- Set a scrum vision. Describe what the ideal outcome under scrum will be and create relevant OKRs to implement it. This also involves communicating the vision wiki pages, one on ones and learning sessions (lunch and learns, ask me anythings)
- Make the team feel heard. Do this by incorporating their feedback into the process and addressing their concerns. When team members feel that they’re actively involved in the process changes, they’re more likely to be more invested and active in achieving the vision.
- Measure, document and celebrate the things that work. Like with the OKRs for the scrum vision, you should have metrics in place that tell you how you’re making progress internally. Highlight when and how these metrics moved in the right direction, and broadcast a collective understanding of why these efforts worked
Addressing all of those components also helps address other scrum pitfalls like lack of understanding of the methodology, a sense of lack of autonomy, misalignment on the goals and the why behind a change in process, lack of short-term wins, and poor documentation of the processes that are successful so that they can be replicated in the future.
The difference between scrum and kanban
For starters, let’s go over the similarities between these two agile methodologies:
- They’re both adaptable and flexible. They can be used in a wide variety of industries, types and sizes of companies.
- They both limit the work in progress for the same reason: to improve the flow of the work and increase user satisfaction. Kanban does this using WIP limits, and scrum does this by measuring velocity and number of tasks per sprint
- They both encourage visualization of the work, the internal goals, and the progress.
- They’re empirical, experimental processes that aim to better understand users and solve their problems
- They encourage teams to become self-sufficient and autonomous. Management isn’t dictating the tasks.
In terms of the differences, they can be boiled down to the fact that scrum is an all-round, end-to-end model for building a product and optimizing the way teams work. Kanban, on the other hand, doesn’t demand massive organizational changes, only small and incremental improvements to the current process in place.

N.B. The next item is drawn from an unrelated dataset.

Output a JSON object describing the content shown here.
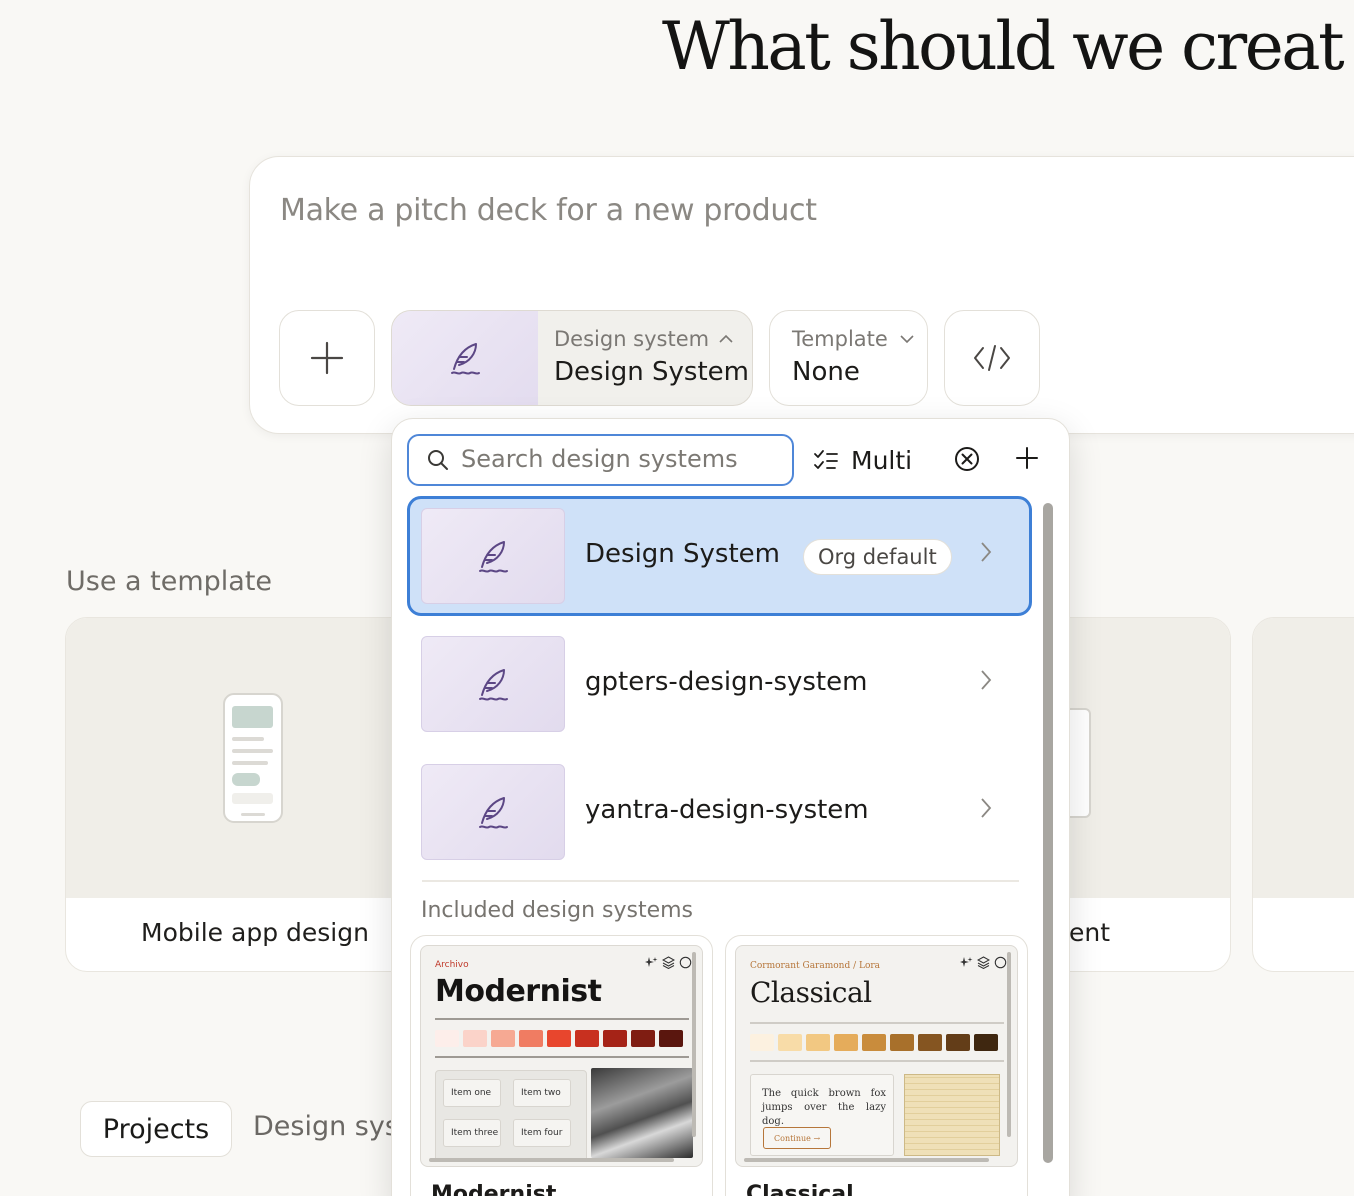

When you see the aspects of scrum that are undefined, but which are defined in kanban, it’s easy to see how a marriage between these two agile methodologies makes sense. For example, there’s no “board” in scrum for visualizing the work, so it’s possible for teams to include a kanban board with progress columns.
These methodologies are flexible, and allow teams to choose how they’ll make it work for their individual use case. One way to do this is by using a method called scrumban.
Scrumban: a marriage between Scrum and Kanban
Scrumban is ideal for teams that like the structure that scrum provides, but who also like the flow of kanban and its focus on continuous improvement methods.
Because of the added flexibility that comes with using elements from both scrum and kanban, there are many different versions of what scrumban ideally looks like.
The elements of scrum and kanban that are kept in scrumban include:
- A scrumban board. In kanban, the board is usually split into “to do”, “work in progress” and “done”. In a scrumban board, more columns can be added to specify more phases in the development process. Usually, these extra columns go at the beginning at the To Do phase, to add visibility to into the user stories and the backlog
- Self-managing and self-organizing teams.
- Continuous workflow over iterations
- On-demand planning and daily meetings over sprint planning and retrospectives
- The metrics of scrumban are lead time and cycle time
Who should consider scrumban?
- Scrum teams who have a hard time completing the amount of work prescribed for a sprint. Kanban’s WIP limits allow teams to prioritize ruthlessly when it’s time to pick what initiatives to work on.
- User stories and priorities are always changing, which requires sprints to have some flexibility in the work to be done
- Organizations looking to step down from scrum and implement kanban instead. Scrumban originated as a transitional methodology for teams looking to break away from scrum.